[Items from an interface collection]
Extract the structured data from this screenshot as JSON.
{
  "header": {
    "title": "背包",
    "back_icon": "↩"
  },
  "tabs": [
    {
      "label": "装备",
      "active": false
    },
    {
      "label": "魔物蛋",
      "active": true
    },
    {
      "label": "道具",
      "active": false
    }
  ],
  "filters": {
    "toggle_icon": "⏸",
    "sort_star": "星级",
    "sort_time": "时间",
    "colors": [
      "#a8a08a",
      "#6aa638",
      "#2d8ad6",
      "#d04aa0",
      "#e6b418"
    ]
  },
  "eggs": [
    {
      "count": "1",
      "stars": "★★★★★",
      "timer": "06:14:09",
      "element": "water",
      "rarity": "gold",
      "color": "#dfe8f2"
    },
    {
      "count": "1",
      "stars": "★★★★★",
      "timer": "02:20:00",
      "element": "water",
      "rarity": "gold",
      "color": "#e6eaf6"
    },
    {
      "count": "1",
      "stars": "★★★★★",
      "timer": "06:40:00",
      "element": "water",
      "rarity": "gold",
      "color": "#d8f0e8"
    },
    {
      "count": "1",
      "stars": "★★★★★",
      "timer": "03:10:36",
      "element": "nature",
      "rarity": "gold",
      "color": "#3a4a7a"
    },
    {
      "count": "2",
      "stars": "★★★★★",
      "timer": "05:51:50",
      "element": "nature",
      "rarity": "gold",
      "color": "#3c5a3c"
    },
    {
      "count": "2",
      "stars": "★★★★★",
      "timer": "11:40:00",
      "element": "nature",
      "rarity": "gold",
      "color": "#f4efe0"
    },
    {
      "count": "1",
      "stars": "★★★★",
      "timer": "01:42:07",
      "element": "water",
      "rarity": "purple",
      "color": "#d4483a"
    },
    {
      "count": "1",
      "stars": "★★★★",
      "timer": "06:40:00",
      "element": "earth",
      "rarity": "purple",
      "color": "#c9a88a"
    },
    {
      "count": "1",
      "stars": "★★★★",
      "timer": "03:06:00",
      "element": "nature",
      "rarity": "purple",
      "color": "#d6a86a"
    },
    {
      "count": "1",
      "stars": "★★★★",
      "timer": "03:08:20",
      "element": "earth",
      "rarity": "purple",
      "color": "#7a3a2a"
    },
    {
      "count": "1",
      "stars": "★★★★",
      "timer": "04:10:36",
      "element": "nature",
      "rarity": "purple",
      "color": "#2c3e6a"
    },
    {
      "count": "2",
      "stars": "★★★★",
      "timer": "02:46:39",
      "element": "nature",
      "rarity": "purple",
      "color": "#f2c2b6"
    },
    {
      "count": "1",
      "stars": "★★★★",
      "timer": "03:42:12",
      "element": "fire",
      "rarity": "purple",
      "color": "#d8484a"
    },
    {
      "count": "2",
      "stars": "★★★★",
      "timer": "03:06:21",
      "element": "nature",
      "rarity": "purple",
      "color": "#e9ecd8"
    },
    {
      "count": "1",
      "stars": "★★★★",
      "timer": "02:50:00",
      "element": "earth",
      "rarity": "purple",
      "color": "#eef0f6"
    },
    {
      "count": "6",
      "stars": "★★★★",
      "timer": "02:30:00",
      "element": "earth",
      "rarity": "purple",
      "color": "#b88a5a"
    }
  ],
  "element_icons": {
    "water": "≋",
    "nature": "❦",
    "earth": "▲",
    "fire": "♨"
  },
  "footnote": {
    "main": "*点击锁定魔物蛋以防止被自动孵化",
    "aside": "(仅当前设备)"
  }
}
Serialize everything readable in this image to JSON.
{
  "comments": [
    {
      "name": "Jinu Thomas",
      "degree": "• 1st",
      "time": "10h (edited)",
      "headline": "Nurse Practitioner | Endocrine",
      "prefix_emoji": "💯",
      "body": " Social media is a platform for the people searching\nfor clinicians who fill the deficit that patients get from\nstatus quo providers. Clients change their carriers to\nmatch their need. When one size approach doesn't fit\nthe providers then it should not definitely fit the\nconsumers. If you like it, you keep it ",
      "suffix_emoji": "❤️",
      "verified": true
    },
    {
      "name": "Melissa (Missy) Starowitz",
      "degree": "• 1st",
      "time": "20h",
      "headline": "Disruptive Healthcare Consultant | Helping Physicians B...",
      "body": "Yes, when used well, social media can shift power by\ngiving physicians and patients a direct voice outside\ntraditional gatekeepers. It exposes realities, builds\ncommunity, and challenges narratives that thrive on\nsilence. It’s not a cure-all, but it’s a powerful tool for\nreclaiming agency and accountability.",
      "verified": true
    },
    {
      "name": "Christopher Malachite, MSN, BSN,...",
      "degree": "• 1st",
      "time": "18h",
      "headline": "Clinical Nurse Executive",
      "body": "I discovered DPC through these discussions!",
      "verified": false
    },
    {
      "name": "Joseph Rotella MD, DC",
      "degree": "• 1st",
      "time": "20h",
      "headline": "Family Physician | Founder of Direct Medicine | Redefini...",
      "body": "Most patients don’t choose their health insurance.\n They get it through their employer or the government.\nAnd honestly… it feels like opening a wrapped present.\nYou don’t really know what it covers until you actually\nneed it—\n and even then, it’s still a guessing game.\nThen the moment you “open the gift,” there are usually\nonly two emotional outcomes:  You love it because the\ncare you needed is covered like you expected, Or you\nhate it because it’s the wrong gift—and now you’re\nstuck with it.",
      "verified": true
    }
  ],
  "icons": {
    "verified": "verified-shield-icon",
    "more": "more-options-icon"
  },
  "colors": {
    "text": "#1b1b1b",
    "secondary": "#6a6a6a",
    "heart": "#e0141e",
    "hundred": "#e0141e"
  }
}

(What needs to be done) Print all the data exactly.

(Solution to the exercise)
Extract the structured data from this screenshot as JSON.
{
  "header": {
    "title": "背包",
    "back_icon": "↩"
  },
  "tabs": [
    {
      "label": "装备",
      "active": false
    },
    {
      "label": "魔物蛋",
      "active": true
    },
    {
      "label": "道具",
      "active": false
    }
  ],
  "filters": {
    "toggle_icon": "⏸",
    "sort_star": "星级",
    "sort_time": "时间",
    "colors": [
      "#a8a08a",
      "#6aa638",
      "#2d8ad6",
      "#d04aa0",
      "#e6b418"
    ]
  },
  "eggs": [
    {
      "count": "1",
      "stars": "★★★★★",
      "timer": "06:14:09",
      "element": "water",
      "rarity": "gold",
      "color": "#dfe8f2"
    },
    {
      "count": "1",
      "stars": "★★★★★",
      "timer": "02:20:00",
      "element": "water",
      "rarity": "gold",
      "color": "#e6eaf6"
    },
    {
      "count": "1",
      "stars": "★★★★★",
      "timer": "06:40:00",
      "element": "water",
      "rarity": "gold",
      "color": "#d8f0e8"
    },
    {
      "count": "1",
      "stars": "★★★★★",
      "timer": "03:10:36",
      "element": "nature",
      "rarity": "gold",
      "color": "#3a4a7a"
    },
    {
      "count": "2",
      "stars": "★★★★★",
      "timer": "05:51:50",
      "element": "nature",
      "rarity": "gold",
      "color": "#3c5a3c"
    },
    {
      "count": "2",
      "stars": "★★★★★",
      "timer": "11:40:00",
      "element": "nature",
      "rarity": "gold",
      "color": "#f4efe0"
    },
    {
      "count": "1",
      "stars": "★★★★",
      "timer": "01:42:07",
      "element": "water",
      "rarity": "purple",
      "color": "#d4483a"
    },
    {
      "count": "1",
      "stars": "★★★★",
      "timer": "06:40:00",
      "element": "earth",
      "rarity": "purple",
      "color": "#c9a88a"
    },
    {
      "count": "1",
      "stars": "★★★★",
      "timer": "03:06:00",
      "element": "nature",
      "rarity": "purple",
      "color": "#d6a86a"
    },
    {
      "count": "1",
      "stars": "★★★★",
      "timer": "03:08:20",
      "element": "earth",
      "rarity": "purple",
      "color": "#7a3a2a"
    },
    {
      "count": "1",
      "stars": "★★★★",
      "timer": "04:10:36",
      "element": "nature",
      "rarity": "purple",
      "color": "#2c3e6a"
    },
    {
      "count": "2",
      "stars": "★★★★",
      "timer": "02:46:39",
      "element": "nature",
      "rarity": "purple",
      "color": "#f2c2b6"
    },
    {
      "count": "1",
      "stars": "★★★★",
      "timer": "03:42:12",
      "element": "fire",
      "rarity": "purple",
      "color": "#d8484a"
    },
    {
      "count": "2",
      "stars": "★★★★",
      "timer": "03:06:21",
      "element": "nature",
      "rarity": "purple",
      "color": "#e9ecd8"
    },
    {
      "count": "1",
      "stars": "★★★★",
      "timer": "02:50:00",
      "element": "earth",
      "rarity": "purple",
      "color": "#eef0f6"
    },
    {
      "count": "6",
      "stars": "★★★★",
      "timer": "02:30:00",
      "element": "earth",
      "rarity": "purple",
      "color": "#b88a5a"
    }
  ],
  "element_icons": {
    "water": "≋",
    "nature": "❦",
    "earth": "▲",
    "fire": "♨"
  },
  "footnote": {
    "main": "*点击锁定魔物蛋以防止被自动孵化",
    "aside": "(仅当前设备)"
  }
}
Serialize everything readable in this image to JSON.
{
  "comments": [
    {
      "name": "Jinu Thomas",
      "degree": "• 1st",
      "time": "10h (edited)",
      "headline": "Nurse Practitioner | Endocrine",
      "prefix_emoji": "💯",
      "body": " Social media is a platform for the people searching\nfor clinicians who fill the deficit that patients get from\nstatus quo providers. Clients change their carriers to\nmatch their need. When one size approach doesn't fit\nthe providers then it should not definitely fit the\nconsumers. If you like it, you keep it ",
      "suffix_emoji": "❤️",
      "verified": true
    },
    {
      "name": "Melissa (Missy) Starowitz",
      "degree": "• 1st",
      "time": "20h",
      "headline": "Disruptive Healthcare Consultant | Helping Physicians B...",
      "body": "Yes, when used well, social media can shift power by\ngiving physicians and patients a direct voice outside\ntraditional gatekeepers. It exposes realities, builds\ncommunity, and challenges narratives that thrive on\nsilence. It’s not a cure-all, but it’s a powerful tool for\nreclaiming agency and accountability.",
      "verified": true
    },
    {
      "name": "Christopher Malachite, MSN, BSN,...",
      "degree": "• 1st",
      "time": "18h",
      "headline": "Clinical Nurse Executive",
      "body": "I discovered DPC through these discussions!",
      "verified": false
    },
    {
      "name": "Joseph Rotella MD, DC",
      "degree": "• 1st",
      "time": "20h",
      "headline": "Family Physician | Founder of Direct Medicine | Redefini...",
      "body": "Most patients don’t choose their health insurance.\n They get it through their employer or the government.\nAnd honestly… it feels like opening a wrapped present.\nYou don’t really know what it covers until you actually\nneed it—\n and even then, it’s still a guessing game.\nThen the moment you “open the gift,” there are usually\nonly two emotional outcomes:  You love it because the\ncare you needed is covered like you expected, Or you\nhate it because it’s the wrong gift—and now you’re\nstuck with it.",
      "verified": true
    }
  ],
  "icons": {
    "verified": "verified-shield-icon",
    "more": "more-options-icon"
  },
  "colors": {
    "text": "#1b1b1b",
    "secondary": "#6a6a6a",
    "heart": "#e0141e",
    "hundred": "#e0141e"
  }
}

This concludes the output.